Essaying the latest production at the Birmingham Rep, mounted to celebrate the play's centenary on stage, is director Terry Hands who admits its familiarity and popularity cast a long shadow which every actor and director is conscious of. "Everyone has their favourite line and interpretation of the line; everyone has fond memories of a particular actor playing one of the characters - and there are plenty of star names to choose from", he says.
He might have added that there are almost as many well-known critical responses to the play, beginning with G B Shaw's surly reaction to the first production at the St James' Theatre in 1895: "Three acts of studied triviality, however brilliant, are too much". But Eric Bentley believed that Wilde was: "as much of a moralist as Bernard Shaw, but that instead of presenting the problems of modern society directly, he flits around them, teasing them, . . . . his wit is a flickering coruscation".
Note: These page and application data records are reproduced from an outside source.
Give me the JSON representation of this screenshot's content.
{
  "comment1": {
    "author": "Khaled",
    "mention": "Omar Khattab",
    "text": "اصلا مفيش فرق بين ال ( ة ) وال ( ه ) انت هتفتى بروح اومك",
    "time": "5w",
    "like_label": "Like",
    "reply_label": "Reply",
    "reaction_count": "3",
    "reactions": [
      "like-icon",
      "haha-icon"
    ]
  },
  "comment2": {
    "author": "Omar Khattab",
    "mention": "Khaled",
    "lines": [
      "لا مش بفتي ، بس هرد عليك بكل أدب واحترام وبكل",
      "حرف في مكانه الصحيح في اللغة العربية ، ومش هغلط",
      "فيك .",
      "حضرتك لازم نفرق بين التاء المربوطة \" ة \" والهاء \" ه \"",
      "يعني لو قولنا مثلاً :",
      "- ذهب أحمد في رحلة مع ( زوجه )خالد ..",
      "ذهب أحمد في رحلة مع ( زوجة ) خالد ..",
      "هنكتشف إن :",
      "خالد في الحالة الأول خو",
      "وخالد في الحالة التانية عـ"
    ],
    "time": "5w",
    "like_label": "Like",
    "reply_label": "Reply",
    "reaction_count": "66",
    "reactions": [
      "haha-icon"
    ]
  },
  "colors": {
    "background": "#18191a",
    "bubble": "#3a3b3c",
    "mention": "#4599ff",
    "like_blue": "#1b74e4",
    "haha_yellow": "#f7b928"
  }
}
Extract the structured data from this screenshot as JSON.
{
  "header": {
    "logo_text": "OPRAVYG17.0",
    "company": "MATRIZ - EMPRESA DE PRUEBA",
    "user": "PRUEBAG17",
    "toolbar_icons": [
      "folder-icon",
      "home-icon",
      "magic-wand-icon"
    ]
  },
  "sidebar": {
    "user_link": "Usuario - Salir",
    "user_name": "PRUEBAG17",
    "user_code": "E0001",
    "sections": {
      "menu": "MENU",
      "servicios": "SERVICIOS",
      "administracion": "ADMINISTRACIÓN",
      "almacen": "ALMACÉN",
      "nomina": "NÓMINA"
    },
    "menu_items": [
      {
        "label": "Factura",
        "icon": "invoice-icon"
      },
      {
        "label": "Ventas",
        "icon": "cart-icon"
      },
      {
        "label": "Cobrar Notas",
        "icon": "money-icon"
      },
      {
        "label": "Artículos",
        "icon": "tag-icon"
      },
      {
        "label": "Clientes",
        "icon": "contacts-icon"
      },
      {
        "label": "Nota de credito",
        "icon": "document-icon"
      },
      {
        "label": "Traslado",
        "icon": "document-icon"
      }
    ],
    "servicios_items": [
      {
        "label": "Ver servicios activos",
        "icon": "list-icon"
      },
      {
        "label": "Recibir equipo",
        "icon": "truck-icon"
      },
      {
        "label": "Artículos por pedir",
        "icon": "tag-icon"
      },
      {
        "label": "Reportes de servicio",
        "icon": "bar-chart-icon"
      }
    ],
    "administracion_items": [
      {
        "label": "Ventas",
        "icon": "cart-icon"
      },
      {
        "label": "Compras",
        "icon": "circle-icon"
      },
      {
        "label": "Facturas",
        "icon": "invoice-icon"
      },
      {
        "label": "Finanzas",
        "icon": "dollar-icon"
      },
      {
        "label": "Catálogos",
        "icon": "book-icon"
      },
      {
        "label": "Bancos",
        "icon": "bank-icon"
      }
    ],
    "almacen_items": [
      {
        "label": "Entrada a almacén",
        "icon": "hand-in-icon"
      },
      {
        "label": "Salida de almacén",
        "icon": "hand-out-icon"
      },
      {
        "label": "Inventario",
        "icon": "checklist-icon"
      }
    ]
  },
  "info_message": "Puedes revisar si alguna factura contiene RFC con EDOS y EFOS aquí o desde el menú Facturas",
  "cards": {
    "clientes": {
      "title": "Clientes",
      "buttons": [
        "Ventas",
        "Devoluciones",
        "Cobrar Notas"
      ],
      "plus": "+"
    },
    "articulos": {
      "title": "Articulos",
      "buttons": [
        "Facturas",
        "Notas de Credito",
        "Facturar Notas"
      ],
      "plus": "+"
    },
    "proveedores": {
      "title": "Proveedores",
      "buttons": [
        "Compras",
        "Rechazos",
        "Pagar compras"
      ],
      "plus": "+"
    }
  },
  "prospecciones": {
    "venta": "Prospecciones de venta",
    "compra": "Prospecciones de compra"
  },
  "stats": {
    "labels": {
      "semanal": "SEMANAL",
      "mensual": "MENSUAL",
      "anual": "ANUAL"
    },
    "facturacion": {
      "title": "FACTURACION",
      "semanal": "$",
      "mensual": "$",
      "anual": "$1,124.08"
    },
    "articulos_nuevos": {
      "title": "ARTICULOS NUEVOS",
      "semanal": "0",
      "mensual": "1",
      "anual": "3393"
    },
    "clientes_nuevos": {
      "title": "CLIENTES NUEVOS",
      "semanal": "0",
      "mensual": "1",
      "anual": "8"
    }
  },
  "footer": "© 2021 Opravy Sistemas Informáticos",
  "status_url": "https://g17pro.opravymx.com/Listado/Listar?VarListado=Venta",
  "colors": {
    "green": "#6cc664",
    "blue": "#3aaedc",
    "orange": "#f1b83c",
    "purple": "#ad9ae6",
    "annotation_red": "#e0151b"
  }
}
Terry Hands would agree. "It is an intensely serious play", he says. "Taking it line by line in rehearsal, rather than simply remembering an overall production, you realise it is not just funny but very subversive, and very feminist. The more you treat it as if it were written today, the more clearly Wilde's attitudes to his own society emerge".
Hands believes that Wilde was deliberately mounting an attack on "Victorian values" which demanded that women be gentle, simple creatures always blushing, swooning and having the vapours. "So Wilde puts the women in charge", says Hands. "We could easily have had a Lord Bracknell overseeing events but it's Lady Bracknell, and when Algernon or John proposes, the woman runs the show. The women are re-shaping their men in the image they require".
Chief "shaper" is Lady Bracknell, played in this production by Barbara Leigh-Hunt. "She is a woman in her prime", says Hands of this evergreen character, "somebody who enjoys life and actually has a sense of humour. Furthermore - and here is Wilde being subversive - she has an unshakeable belief in the dominance of the female. She has strong views on society and on politics: today she would be in the boardroom with half a dozen senior executives at her beck and call".
But these considerations are only part of the play. Hands believes that, at its core, it is about the human heart. "It's a very passionate play; three love stories take up the course of the evening, but we don't normally get them played as love stories, where the characters are taking their emotions seriously. All three couples (including Canon Chasuble and Miss Prism) are 'earnestly' in love and 'earnestly' waiting for the chance to say so. The whole production must convey that repressed passion" he believes. "It's a play - a drama - not just seven people being witty. But it has its own set of rules, its own way of conveying emotion. It belongs in the rich English tradition of surreal humour, with Lear and Carroll as immediate influences and Milne and Monty Python still to come. We have to play by its rules but I hope the audience will feel the passion".
Ann FitzGerald Birmingham Repertory Theatre until Sunday (tickets: 0121 236 4455) then at the Old Vic, London, from June 28 (tickets 0171 928 7616).